FCC’s Authority Over Internet Rejected By US Court: What Does This Mean?

by Irma Arkus

Announced yesterday was a disturbing court finding: the US D.C. Circuit Court of Appeals overturned an earlier FCC ruling against Comcast for interfering with the BitTorrent traffic, better known as bandwith throttling. Essentially, the court’s ruling dismisses FCC’s power to regulate the Internet outright, similarly to how US Environmental Protection Agency was hampered from enacting any regulations against corporate polluters in California.

But better question yet is what this means for Internet users, particularly in terms of the ongoing battle for established Net Neutrality?

While EFF wisely points out that Comcast has already succumbed to pressure of its user base, who demanded that Net Neutrality principles be adopted and enacted by the ISP, the remainder of providers may take advantage of this ruling in order to continue with expansion of deep packet inspection and bandwidth throttling.

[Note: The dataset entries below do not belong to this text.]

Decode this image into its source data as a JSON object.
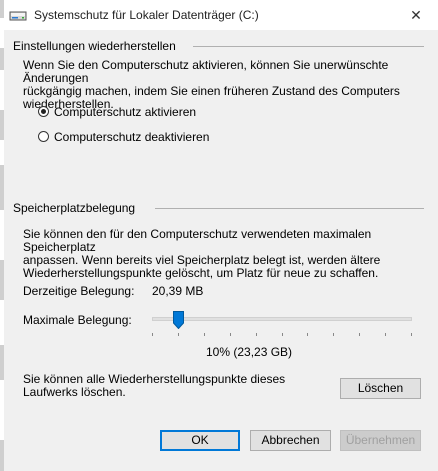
{
  "window": {
    "title": "Systemschutz für Lokaler Datenträger (C:)",
    "close_glyph": "✕",
    "icon": "drive-icon"
  },
  "restore": {
    "heading": "Einstellungen wiederherstellen",
    "description_lines": [
      "Wenn Sie den Computerschutz aktivieren, können Sie unerwünschte Änderungen",
      "rückgängig machen, indem Sie einen früheren Zustand des Computers",
      "wiederherstellen."
    ],
    "options": [
      {
        "label": "Computerschutz aktivieren",
        "selected": true
      },
      {
        "label": "Computerschutz deaktivieren",
        "selected": false
      }
    ]
  },
  "storage": {
    "heading": "Speicherplatzbelegung",
    "description_lines": [
      "Sie können den für den Computerschutz verwendeten maximalen Speicherplatz",
      "anpassen. Wenn bereits viel Speicherplatz belegt ist, werden ältere",
      "Wiederherstellungspunkte gelöscht, um Platz für neue zu schaffen."
    ],
    "current_label": "Derzeitige Belegung:",
    "current_value": "20,39 MB",
    "max_label": "Maximale Belegung:",
    "max_percent": 10,
    "max_value_text": "10% (23,23 GB)",
    "delete_text_lines": [
      "Sie können alle Wiederherstellungspunkte dieses",
      "Laufwerks löschen."
    ],
    "delete_button": "Löschen"
  },
  "footer": {
    "ok": "OK",
    "cancel": "Abbrechen",
    "apply": "Übernehmen"
  },
  "colors": {
    "accent": "#0078d7",
    "dialog_bg": "#f0f0f0"
  }
}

But as Fred von Lohmann points out, FCC is currently not the regulatory body and it should not necessarily be one either, when considering its history of easily succumbing to public pressure and conservative hysteria. Nipplegate scandal for one, caused the FCC to demand millions of dollars in punitive damage for the Superbowl scandal, and television content has undergone changes in “decency” standards.

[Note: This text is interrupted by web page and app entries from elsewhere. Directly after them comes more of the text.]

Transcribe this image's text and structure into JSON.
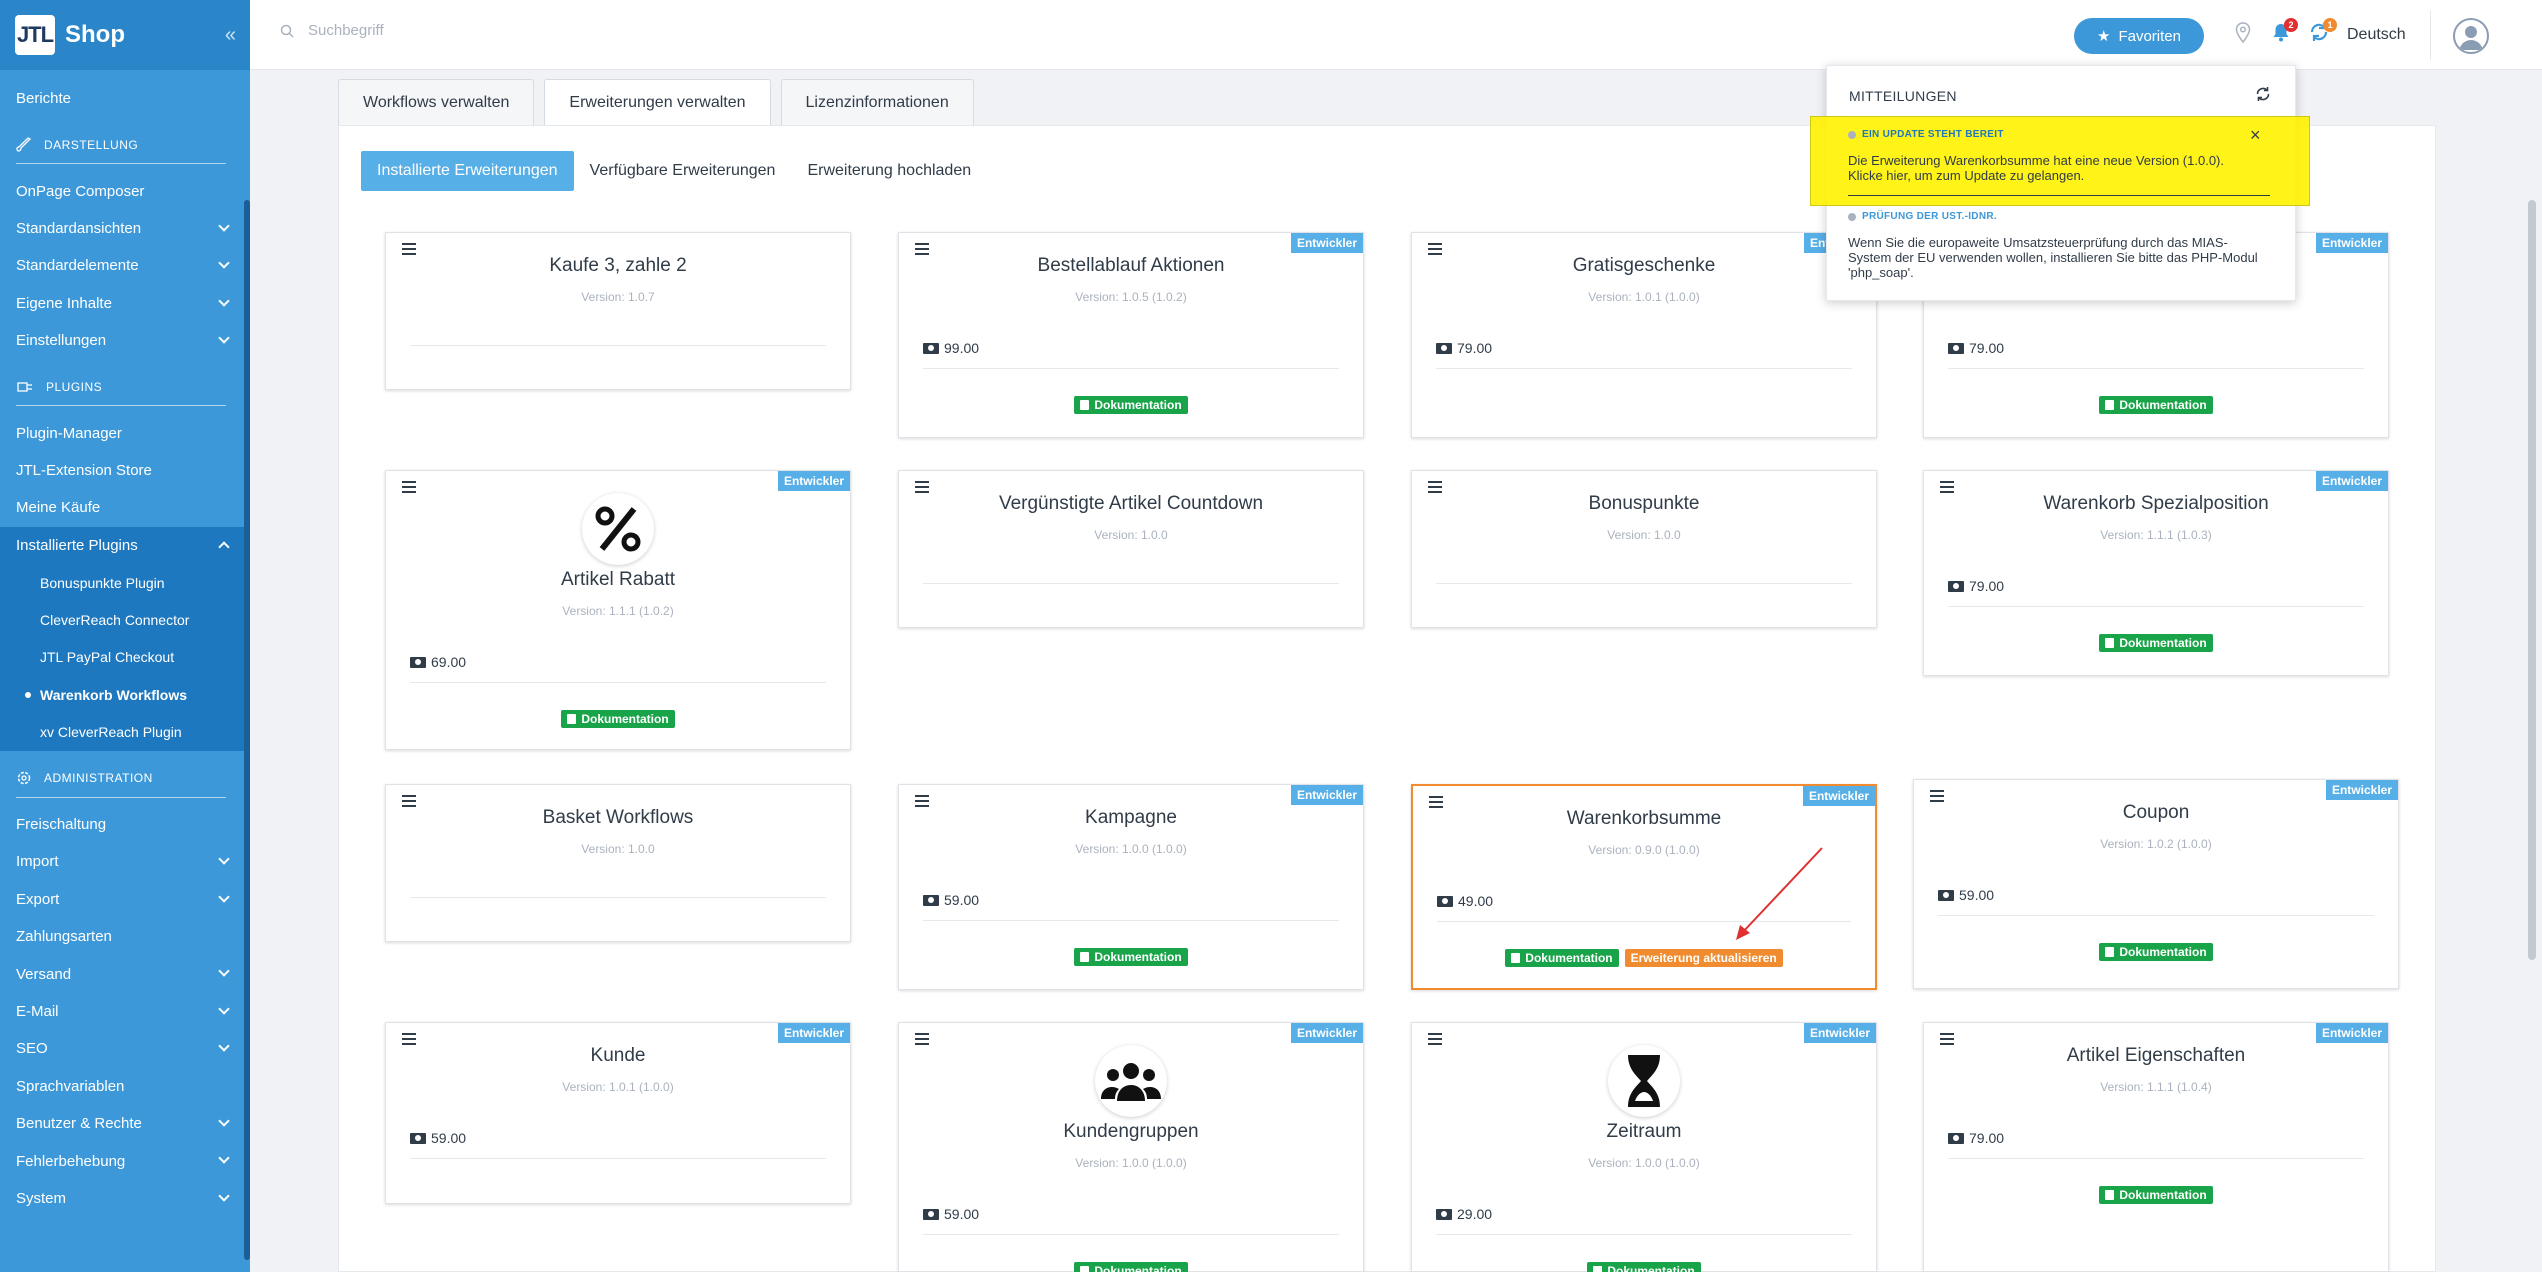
{
  "app": {
    "logo_box": "JTL",
    "logo_text": "Shop",
    "collapse_icon": "«"
  },
  "sidebar": {
    "items": [
      {
        "label": "Berichte",
        "type": "item"
      },
      {
        "label": "DARSTELLUNG",
        "type": "section",
        "icon": "brush-icon"
      },
      {
        "label": "OnPage Composer",
        "type": "item"
      },
      {
        "label": "Standardansichten",
        "type": "item",
        "chevron": "down"
      },
      {
        "label": "Standardelemente",
        "type": "item",
        "chevron": "down"
      },
      {
        "label": "Eigene Inhalte",
        "type": "item",
        "chevron": "down"
      },
      {
        "label": "Einstellungen",
        "type": "item",
        "chevron": "down"
      },
      {
        "label": "PLUGINS",
        "type": "section",
        "icon": "plug-icon"
      },
      {
        "label": "Plugin-Manager",
        "type": "item"
      },
      {
        "label": "JTL-Extension Store",
        "type": "item"
      },
      {
        "label": "Meine Käufe",
        "type": "item"
      },
      {
        "label": "Installierte Plugins",
        "type": "item",
        "chevron": "up",
        "active": true
      },
      {
        "label": "Bonuspunkte Plugin",
        "type": "sub"
      },
      {
        "label": "CleverReach Connector",
        "type": "sub"
      },
      {
        "label": "JTL PayPal Checkout",
        "type": "sub"
      },
      {
        "label": "Warenkorb Workflows",
        "type": "sub",
        "current": true
      },
      {
        "label": "xv CleverReach Plugin",
        "type": "sub"
      },
      {
        "label": "ADMINISTRATION",
        "type": "section",
        "icon": "gear-icon"
      },
      {
        "label": "Freischaltung",
        "type": "item"
      },
      {
        "label": "Import",
        "type": "item",
        "chevron": "down"
      },
      {
        "label": "Export",
        "type": "item",
        "chevron": "down"
      },
      {
        "label": "Zahlungsarten",
        "type": "item"
      },
      {
        "label": "Versand",
        "type": "item",
        "chevron": "down"
      },
      {
        "label": "E-Mail",
        "type": "item",
        "chevron": "down"
      },
      {
        "label": "SEO",
        "type": "item",
        "chevron": "down"
      },
      {
        "label": "Sprachvariablen",
        "type": "item"
      },
      {
        "label": "Benutzer & Rechte",
        "type": "item",
        "chevron": "down"
      },
      {
        "label": "Fehlerbehebung",
        "type": "item",
        "chevron": "down"
      },
      {
        "label": "System",
        "type": "item",
        "chevron": "down"
      }
    ]
  },
  "topbar": {
    "search_placeholder": "Suchbegriff",
    "favorites_label": "Favoriten",
    "notification_count": "2",
    "update_count": "1",
    "language": "Deutsch"
  },
  "tabs": [
    "Workflows verwalten",
    "Erweiterungen verwalten",
    "Lizenzinformationen"
  ],
  "subtabs": [
    "Installierte Erweiterungen",
    "Verfügbare Erweiterungen",
    "Erweiterung hochladen"
  ],
  "cards": [
    {
      "title": "Kaufe 3, zahle 2",
      "version": "Version: 1.0.7"
    },
    {
      "title": "Bestellablauf Aktionen",
      "version": "Version: 1.0.5 (1.0.2)",
      "price": "99.00",
      "dev": "Entwickler",
      "doc": "Dokumentation"
    },
    {
      "title": "Gratisgeschenke",
      "version": "Version: 1.0.1 (1.0.0)",
      "price": "79.00",
      "dev": "Entwickler"
    },
    {
      "title": "",
      "version": "",
      "price": "79.00",
      "dev": "Entwickler",
      "doc": "Dokumentation"
    },
    {
      "title": "Artikel Rabatt",
      "version": "Version: 1.1.1 (1.0.2)",
      "price": "69.00",
      "dev": "Entwickler",
      "doc": "Dokumentation",
      "icon": "percent-icon"
    },
    {
      "title": "Vergünstigte Artikel Countdown",
      "version": "Version: 1.0.0"
    },
    {
      "title": "Bonuspunkte",
      "version": "Version: 1.0.0"
    },
    {
      "title": "Warenkorb Spezialposition",
      "version": "Version: 1.1.1 (1.0.3)",
      "price": "79.00",
      "dev": "Entwickler",
      "doc": "Dokumentation"
    },
    {
      "title": "Basket Workflows",
      "version": "Version: 1.0.0"
    },
    {
      "title": "Kampagne",
      "version": "Version: 1.0.0 (1.0.0)",
      "price": "59.00",
      "dev": "Entwickler",
      "doc": "Dokumentation"
    },
    {
      "title": "Warenkorbsumme",
      "version": "Version: 0.9.0 (1.0.0)",
      "price": "49.00",
      "dev": "Entwickler",
      "doc": "Dokumentation",
      "update": "Erweiterung aktualisieren"
    },
    {
      "title": "Coupon",
      "version": "Version: 1.0.2 (1.0.0)",
      "price": "59.00",
      "dev": "Entwickler",
      "doc": "Dokumentation"
    },
    {
      "title": "Kunde",
      "version": "Version: 1.0.1 (1.0.0)",
      "price": "59.00",
      "dev": "Entwickler"
    },
    {
      "title": "Kundengruppen",
      "version": "Version: 1.0.0 (1.0.0)",
      "price": "59.00",
      "dev": "Entwickler",
      "doc": "Dokumentation",
      "icon": "users-icon"
    },
    {
      "title": "Zeitraum",
      "version": "Version: 1.0.0 (1.0.0)",
      "price": "29.00",
      "dev": "Entwickler",
      "doc": "Dokumentation",
      "icon": "hourglass-icon"
    },
    {
      "title": "Artikel Eigenschaften",
      "version": "Version: 1.1.1 (1.0.4)",
      "price": "79.00",
      "dev": "Entwickler",
      "doc": "Dokumentation"
    }
  ],
  "notifications": {
    "title": "MITTEILUNGEN",
    "items": [
      {
        "heading": "EIN UPDATE STEHT BEREIT",
        "text": "Die Erweiterung Warenkorbsumme hat eine neue Version (1.0.0). Klicke hier, um zum Update zu gelangen.",
        "color": "#1e78bf"
      },
      {
        "heading": "PRÜFUNG DER UST.-IDNR.",
        "text": "Wenn Sie die europaweite Umsatzsteuerprüfung durch das MIAS-System der EU verwenden wollen, installieren Sie bitte das PHP-Modul 'php_soap'.",
        "color": "#3d98d9"
      }
    ]
  },
  "colors": {
    "accent": "#3d98d9",
    "doc": "#1aa44a",
    "update": "#f08c2f",
    "highlight": "#fff200"
  }
}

Should we expect FCC to also demand the impossible moral clauses for Internet content then?

The ruling is the one hand worrisome, as it allows Canadian authorities and regulatory commission, the CRTC, as well as our federal conservative politicians to suggest that across the border, net neutrality principles have not been adopted, opening Canadian consumers to yet another barrage of potential legalities and regulations that would make Internet content less accessible, and more expensive.

On the other hand, the gatekeepers, electronic rights lawyers, activists and networking specialists all agree that it is time for US to gain a foothold in the Web 2.0 world by having a more politically neutral body to regulate Internet traffic. Unfortunately for us, that usually means that it will also be invaded by corporate instead of civil interests. [EFF]